EXERCISE DETAILS> Please copy out every line in the records below that includes the word "JSON".

EXERCISE INPUT>
# # # # #

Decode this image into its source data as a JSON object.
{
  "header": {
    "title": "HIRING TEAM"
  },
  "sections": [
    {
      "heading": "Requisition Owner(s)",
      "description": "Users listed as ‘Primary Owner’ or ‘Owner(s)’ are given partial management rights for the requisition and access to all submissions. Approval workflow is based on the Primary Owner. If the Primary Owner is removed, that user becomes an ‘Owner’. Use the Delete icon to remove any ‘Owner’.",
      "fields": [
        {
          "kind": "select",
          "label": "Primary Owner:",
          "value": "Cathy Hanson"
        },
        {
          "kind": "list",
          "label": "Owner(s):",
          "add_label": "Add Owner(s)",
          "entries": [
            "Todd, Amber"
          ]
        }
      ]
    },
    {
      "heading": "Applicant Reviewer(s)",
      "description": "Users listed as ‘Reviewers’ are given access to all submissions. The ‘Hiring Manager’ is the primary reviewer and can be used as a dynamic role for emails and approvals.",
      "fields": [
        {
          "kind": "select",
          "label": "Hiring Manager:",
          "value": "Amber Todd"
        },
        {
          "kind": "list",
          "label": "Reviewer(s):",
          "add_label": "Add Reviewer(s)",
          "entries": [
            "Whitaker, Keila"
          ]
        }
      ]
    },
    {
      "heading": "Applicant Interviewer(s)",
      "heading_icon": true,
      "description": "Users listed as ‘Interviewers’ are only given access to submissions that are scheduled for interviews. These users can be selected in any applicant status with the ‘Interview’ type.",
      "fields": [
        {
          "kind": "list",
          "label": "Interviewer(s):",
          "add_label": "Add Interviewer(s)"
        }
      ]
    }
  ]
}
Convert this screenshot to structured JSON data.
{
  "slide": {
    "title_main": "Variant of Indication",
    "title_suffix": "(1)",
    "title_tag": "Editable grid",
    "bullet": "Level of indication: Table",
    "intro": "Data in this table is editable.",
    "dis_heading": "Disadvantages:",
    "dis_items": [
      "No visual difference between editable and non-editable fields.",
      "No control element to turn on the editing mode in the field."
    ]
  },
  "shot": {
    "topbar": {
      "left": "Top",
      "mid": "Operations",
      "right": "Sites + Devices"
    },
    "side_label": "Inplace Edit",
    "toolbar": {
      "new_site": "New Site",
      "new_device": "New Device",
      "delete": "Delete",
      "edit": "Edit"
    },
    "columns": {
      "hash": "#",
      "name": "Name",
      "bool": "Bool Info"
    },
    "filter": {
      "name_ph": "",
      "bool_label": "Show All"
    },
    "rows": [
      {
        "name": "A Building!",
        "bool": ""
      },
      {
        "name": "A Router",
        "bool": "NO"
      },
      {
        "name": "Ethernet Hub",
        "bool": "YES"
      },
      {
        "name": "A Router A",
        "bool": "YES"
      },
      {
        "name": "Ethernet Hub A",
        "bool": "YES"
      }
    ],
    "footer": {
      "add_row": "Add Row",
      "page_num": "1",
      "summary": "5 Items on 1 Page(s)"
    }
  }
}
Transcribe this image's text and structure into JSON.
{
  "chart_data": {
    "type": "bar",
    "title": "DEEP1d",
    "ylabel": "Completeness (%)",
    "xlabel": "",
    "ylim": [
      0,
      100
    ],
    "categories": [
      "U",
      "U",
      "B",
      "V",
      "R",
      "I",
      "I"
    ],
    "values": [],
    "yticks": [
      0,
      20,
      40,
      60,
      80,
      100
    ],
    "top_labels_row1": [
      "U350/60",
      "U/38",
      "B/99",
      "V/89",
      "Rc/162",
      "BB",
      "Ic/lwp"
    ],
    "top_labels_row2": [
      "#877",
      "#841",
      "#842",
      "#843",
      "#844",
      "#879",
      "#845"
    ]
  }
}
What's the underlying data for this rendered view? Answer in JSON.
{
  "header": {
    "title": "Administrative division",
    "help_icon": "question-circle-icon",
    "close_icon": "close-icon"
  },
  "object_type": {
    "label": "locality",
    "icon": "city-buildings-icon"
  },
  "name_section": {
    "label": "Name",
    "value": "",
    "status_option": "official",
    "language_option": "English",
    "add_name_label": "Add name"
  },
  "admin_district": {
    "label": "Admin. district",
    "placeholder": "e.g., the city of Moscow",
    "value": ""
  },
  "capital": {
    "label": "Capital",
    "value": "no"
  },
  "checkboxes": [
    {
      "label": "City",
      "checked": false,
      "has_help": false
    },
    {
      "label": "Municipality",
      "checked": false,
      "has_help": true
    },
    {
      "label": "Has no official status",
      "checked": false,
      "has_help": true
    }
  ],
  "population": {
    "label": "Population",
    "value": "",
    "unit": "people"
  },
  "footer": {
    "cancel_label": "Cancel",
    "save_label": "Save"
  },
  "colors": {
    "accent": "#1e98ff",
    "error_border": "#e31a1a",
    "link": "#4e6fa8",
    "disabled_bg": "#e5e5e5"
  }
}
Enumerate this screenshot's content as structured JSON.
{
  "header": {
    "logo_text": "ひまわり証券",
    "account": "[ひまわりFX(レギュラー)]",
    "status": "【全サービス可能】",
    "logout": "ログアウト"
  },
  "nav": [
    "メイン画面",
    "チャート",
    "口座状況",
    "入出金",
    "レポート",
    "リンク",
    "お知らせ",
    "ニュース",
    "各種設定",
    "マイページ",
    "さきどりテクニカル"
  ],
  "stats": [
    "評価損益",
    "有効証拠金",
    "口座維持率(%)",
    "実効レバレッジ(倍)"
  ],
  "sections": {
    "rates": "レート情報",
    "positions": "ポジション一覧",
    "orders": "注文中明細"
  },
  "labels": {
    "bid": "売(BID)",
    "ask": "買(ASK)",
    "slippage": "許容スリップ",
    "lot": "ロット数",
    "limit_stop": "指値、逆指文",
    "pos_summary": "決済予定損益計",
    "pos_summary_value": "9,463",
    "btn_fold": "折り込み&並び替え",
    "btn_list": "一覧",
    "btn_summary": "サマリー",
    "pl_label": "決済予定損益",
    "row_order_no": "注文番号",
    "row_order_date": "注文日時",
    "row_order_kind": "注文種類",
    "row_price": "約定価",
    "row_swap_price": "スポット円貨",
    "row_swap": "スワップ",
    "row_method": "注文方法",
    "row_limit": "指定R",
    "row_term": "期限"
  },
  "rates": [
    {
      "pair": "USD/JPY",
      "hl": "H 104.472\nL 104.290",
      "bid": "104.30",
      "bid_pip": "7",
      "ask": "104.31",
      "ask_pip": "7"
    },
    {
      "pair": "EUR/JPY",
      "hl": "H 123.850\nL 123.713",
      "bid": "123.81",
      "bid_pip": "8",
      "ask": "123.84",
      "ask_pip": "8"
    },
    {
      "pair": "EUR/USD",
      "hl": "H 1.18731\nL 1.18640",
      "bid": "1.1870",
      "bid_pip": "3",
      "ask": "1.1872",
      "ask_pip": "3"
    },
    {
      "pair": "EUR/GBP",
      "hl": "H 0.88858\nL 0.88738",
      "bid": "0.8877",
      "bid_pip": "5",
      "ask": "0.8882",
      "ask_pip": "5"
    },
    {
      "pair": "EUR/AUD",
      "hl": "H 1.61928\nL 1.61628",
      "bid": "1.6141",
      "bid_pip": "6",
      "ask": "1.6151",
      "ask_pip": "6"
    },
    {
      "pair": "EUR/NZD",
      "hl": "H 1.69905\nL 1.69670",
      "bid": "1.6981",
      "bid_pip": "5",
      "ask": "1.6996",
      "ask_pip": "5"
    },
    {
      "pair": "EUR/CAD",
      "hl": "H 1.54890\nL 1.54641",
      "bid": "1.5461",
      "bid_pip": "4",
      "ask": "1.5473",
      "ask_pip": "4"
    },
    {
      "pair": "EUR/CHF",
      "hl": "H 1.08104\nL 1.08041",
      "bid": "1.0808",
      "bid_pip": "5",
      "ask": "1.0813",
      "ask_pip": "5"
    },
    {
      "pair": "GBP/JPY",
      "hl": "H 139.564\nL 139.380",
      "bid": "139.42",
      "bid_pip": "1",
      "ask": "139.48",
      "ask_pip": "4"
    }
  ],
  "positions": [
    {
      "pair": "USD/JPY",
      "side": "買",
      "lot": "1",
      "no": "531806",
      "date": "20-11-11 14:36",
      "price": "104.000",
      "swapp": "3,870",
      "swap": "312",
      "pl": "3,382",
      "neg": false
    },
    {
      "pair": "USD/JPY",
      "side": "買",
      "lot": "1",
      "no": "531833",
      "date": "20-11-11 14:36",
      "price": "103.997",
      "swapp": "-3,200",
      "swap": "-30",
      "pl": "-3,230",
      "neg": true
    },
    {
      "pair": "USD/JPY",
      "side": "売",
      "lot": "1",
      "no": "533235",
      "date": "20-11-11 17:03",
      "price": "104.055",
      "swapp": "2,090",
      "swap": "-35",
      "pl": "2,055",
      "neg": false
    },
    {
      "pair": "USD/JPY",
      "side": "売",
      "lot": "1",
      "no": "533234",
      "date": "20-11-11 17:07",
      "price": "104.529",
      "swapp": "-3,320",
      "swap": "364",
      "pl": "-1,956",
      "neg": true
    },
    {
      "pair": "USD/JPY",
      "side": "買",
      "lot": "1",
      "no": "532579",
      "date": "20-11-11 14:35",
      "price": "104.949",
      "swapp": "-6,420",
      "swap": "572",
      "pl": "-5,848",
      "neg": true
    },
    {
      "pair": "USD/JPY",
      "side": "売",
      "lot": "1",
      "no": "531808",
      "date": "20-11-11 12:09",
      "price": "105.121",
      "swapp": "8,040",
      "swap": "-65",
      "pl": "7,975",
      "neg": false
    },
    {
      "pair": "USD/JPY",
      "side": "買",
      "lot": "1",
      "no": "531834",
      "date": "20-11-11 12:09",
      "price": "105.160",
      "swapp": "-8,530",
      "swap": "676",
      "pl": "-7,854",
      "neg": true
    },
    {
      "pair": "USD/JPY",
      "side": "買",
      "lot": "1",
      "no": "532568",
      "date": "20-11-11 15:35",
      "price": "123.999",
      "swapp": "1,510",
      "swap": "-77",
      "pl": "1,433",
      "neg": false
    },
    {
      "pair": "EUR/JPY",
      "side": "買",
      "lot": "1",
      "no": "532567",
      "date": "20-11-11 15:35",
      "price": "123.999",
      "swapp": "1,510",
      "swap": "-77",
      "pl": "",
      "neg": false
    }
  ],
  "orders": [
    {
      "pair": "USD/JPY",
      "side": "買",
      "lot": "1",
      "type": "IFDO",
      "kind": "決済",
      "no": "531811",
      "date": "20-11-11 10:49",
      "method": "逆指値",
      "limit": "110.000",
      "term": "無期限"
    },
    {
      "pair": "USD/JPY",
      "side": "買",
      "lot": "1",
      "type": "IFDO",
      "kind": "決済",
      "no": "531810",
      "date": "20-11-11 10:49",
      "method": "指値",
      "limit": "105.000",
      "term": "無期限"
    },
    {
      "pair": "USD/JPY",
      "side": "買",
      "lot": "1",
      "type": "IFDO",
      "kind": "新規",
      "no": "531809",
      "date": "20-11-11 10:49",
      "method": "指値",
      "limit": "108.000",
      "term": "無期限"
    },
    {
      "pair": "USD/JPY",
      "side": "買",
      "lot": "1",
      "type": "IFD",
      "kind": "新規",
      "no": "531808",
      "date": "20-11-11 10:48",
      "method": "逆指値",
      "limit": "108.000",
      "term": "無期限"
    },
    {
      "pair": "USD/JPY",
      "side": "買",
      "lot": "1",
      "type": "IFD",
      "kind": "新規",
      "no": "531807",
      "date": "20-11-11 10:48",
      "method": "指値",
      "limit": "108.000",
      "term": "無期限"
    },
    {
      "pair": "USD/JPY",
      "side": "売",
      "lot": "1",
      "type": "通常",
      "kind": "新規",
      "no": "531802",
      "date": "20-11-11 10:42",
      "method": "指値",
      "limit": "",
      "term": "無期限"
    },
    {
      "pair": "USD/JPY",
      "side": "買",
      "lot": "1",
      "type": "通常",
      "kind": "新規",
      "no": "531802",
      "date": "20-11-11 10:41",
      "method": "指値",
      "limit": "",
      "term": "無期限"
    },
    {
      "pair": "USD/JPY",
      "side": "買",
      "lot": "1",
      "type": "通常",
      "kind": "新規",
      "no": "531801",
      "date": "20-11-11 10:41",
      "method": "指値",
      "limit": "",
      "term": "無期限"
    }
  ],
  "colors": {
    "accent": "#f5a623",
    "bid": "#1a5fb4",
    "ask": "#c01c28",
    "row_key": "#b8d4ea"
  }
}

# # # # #

ANSWER TO THE EXERCISE>
Decode this image into its source data as a JSON object.
Convert this screenshot to structured JSON data.
Transcribe this image's text and structure into JSON.
What's the underlying data for this rendered view? Answer in JSON.
Enumerate this screenshot's content as structured JSON.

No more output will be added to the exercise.